Mr. Roemer and R&F move pursuant to 28 U.S.C. § 1404(a) to transfer venue to the Northern District of New York. Because I may exercise personal jurisdiction over defendants, venue is proper in this court. See 28 U.S.C. § 1391(a)(3). AFLI does not contest that venue and jurisdiction are also proper in the Northern District of New York. Therefore, I must determine whether "the transfer would serve the convenience of the parties, the convenience of the witnesses, and the interest of justice." Chemical Waste Management, Inc. v. Sims, 870 F. Supp. 870, 875 (N.D. Ill. 1994). As the moving parties, Mr. Roemer and R&F bear the burden of showing that the Northern District of New York "is clearly more convenient" than this district. Id. at 876 (citations omitted).
Mr. Roemer and R&F argue that New York would be a more convenient forum for the witnesses. A party seeking to transfer on this basis must list key witnesses to be called and describe their testimony. Id. Defendants state that "of the persons likely to be witnesses in this action, none are known to work or reside in the State of Illinois, and nearly all work or reside in Florida or New York." Roemer Aff. at P 12. They also specify the individuals involved in the events leading to the submission of the application for insurance coverage in Delaware. Id. at P 9. Defendants have, however, neglected to provide statements of witnesses' testimony. Thus this factor cannot militate in favor of transfer.
In his affidavit, PP 10, 12, Mr. Roemer declares that documents relevant to AFLI's application for worker's compensation coverage in Delaware "should be at [AFLI's] office in Florida" and are not in Illinois. Defendants have not demonstrated that they cannot bring the critical documents to this district. See Chemical Waste Management, 870 F. Supp. at 876. Accordingly, this factor does not support the motion to transfer.
Defendants finally argue that none of the parties reside in Illinois. Mr. Roemer and R&F are in New York, Jardine's offices were in Michigan, and AFLI is in Florida. Nevertheless, AFLI apparently considers Illinois a more convenient forum. Therefore, a transfer for this reason would improperly "transform an inconvenience for one party into an inconvenience for the other party." Id. at 876 (citation omitted). Moreover, even if I found that this factor weighs in favor of transfer, this factor alone is not sufficient to find in defendants' favor. Mr. Roemer and R&F have not carried their burden of showing that the Northern District of New York clearly is a more convenient forum than the present one. Their motion to transfer is, therefore, denied.

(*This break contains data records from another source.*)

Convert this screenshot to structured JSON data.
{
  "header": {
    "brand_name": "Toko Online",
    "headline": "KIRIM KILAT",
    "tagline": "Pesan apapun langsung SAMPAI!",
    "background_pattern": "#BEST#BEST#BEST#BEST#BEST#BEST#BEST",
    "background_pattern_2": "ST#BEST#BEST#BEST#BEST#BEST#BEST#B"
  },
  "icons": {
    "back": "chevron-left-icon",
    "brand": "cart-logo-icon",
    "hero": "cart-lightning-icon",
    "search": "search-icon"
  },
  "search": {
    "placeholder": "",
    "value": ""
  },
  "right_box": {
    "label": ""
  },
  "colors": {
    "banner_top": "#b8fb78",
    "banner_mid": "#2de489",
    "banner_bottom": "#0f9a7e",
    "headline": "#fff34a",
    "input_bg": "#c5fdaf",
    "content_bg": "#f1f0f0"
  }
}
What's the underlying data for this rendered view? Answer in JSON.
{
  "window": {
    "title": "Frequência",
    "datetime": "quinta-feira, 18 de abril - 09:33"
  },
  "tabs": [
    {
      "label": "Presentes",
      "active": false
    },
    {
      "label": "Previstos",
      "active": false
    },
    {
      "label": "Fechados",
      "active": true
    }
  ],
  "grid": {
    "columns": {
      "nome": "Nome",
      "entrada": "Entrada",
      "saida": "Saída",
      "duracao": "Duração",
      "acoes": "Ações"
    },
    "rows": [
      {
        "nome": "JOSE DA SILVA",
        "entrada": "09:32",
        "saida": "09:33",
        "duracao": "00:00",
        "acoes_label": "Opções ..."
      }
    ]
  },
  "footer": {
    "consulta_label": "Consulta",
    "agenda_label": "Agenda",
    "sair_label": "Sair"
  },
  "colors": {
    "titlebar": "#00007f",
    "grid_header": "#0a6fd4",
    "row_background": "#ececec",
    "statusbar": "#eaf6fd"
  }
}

For the foregoing reasons, Jardine's motion to dismiss is granted; and, Mr. Roemer and R&F's motion to dismiss or, in the alternative, to transfer is denied.

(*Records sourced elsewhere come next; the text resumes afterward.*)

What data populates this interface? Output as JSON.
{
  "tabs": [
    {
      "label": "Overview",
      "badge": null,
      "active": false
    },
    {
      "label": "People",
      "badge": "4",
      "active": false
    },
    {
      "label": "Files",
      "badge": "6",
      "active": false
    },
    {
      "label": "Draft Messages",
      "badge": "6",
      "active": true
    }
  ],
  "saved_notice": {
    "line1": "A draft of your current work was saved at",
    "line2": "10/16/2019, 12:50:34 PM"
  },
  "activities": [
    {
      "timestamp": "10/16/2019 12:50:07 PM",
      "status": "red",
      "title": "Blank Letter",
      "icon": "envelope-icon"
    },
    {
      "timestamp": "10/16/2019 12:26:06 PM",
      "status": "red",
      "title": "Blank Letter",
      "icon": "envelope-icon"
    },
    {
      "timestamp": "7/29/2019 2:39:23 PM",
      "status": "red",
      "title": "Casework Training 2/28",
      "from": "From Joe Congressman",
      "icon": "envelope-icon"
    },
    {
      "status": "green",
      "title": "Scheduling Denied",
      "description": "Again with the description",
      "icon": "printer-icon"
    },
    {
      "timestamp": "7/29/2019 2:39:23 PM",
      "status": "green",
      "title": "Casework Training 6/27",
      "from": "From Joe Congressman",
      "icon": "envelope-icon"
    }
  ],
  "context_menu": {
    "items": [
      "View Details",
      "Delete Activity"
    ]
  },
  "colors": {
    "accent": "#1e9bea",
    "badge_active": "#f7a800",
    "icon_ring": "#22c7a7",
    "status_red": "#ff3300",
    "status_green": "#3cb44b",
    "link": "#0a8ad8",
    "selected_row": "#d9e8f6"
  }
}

Elaine E. Bucklo
United States District Judge
Dated: September 10, 1996